NEW YORK (Reuters) - Jury selection began on Monday in the manslaughter trial of three construction supervisors accused in the deaths of two firefighters in a blaze at the former Deutsche Bank building in lower Manhattan.
The fire broke out in 2007 as the building, contaminated by toxins in the September 11, 2001 attacks, was in the process of being dismantled.
Firefighters Robert Beddia, 53, and Joseph P. Graffagnino, 33, were killed by smoke inhalation and carbon monoxide poisoning in a massive nine-floor fire in the building.
Another 115 firefighters were injured in the fire, 46 of whom were forced to take medical leave due to their injuries.
Prosecutors said the construction supervisors knew about but did nothing to fix a break in a water pipe that prevented an emergency supply of water from reaching the building.
They said the construction foreman Mitchell Alvo 58, foreman Salvatore dePaola 56, and site safety manager Jeffrey Melofchik, 49, were careless and negligent. They were charged with manslaughter and criminally negligent homicide.
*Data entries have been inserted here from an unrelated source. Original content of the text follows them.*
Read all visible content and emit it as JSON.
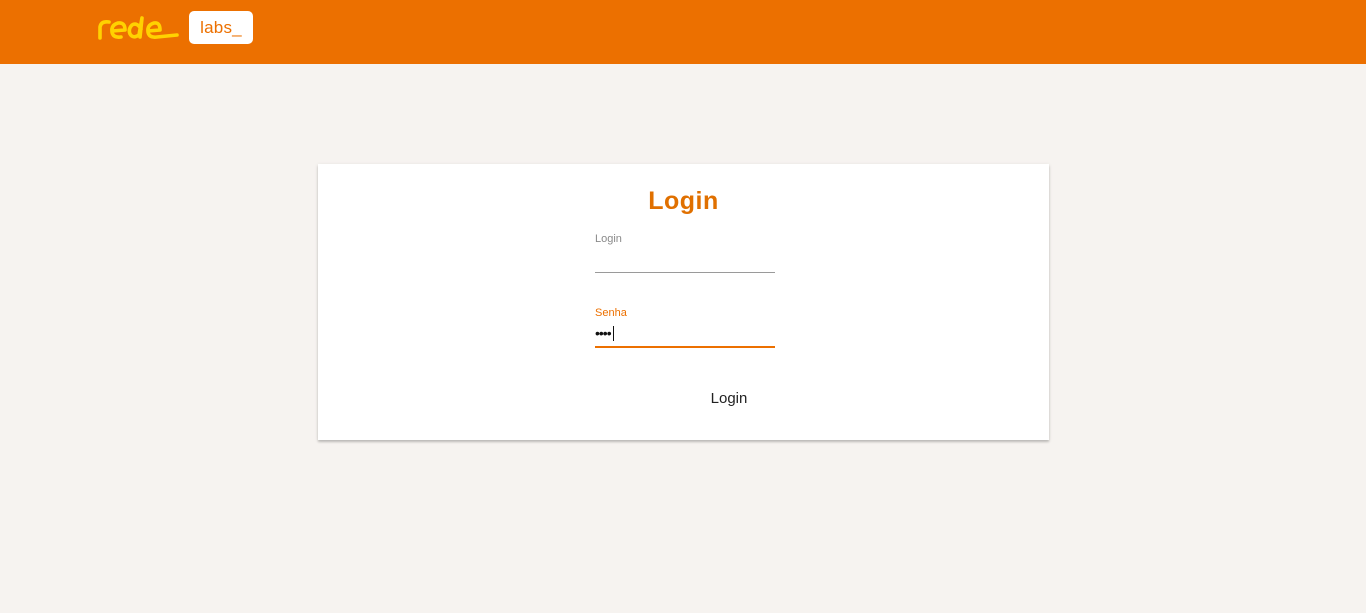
{
  "header": {
    "brand_logo_text": "rede",
    "labs_badge": "labs_",
    "background_color": "#ec7000"
  },
  "login_card": {
    "title": "Login",
    "login_field": {
      "label": "Login",
      "value": ""
    },
    "password_field": {
      "label": "Senha",
      "masked_value": "••••"
    },
    "submit_label": "Login"
  },
  "colors": {
    "accent": "#ec7000",
    "logo_yellow": "#ffd200",
    "page_background": "#f6f3f0"
  }
}
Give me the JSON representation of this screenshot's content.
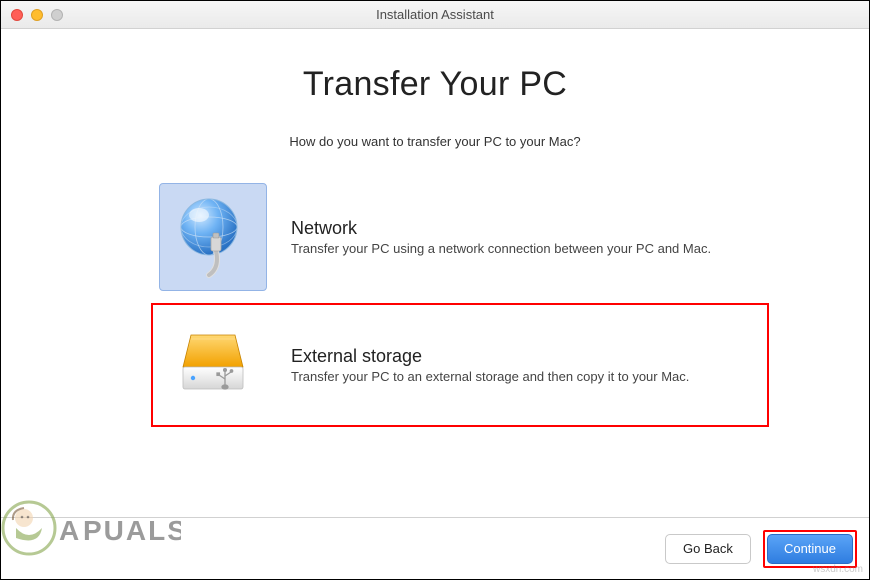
{
  "window": {
    "title": "Installation Assistant"
  },
  "page": {
    "heading": "Transfer Your PC",
    "subtitle": "How do you want to transfer your PC to your Mac?"
  },
  "options": {
    "network": {
      "title": "Network",
      "desc": "Transfer your PC using a network connection between your PC and Mac.",
      "selected": true
    },
    "external": {
      "title": "External storage",
      "desc": "Transfer your PC to an external storage and then copy it to your Mac.",
      "selected": false
    }
  },
  "buttons": {
    "back": "Go Back",
    "continue": "Continue"
  },
  "watermark": {
    "site_right": "wsxdn.com",
    "site_left": "A PUALS"
  },
  "annotations": {
    "external_highlighted": true,
    "continue_highlighted": true
  }
}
If convicted of the charges, the three men face up to 15 years in prison.
The defendants have said that they are being made scapegoats, citing a litany of inspection oversights by building inspectors and government agencies including the Fire Department.
Reporting by Bernd Debusmann Jr.; Editing by Barbara Goldberg and Greg McCune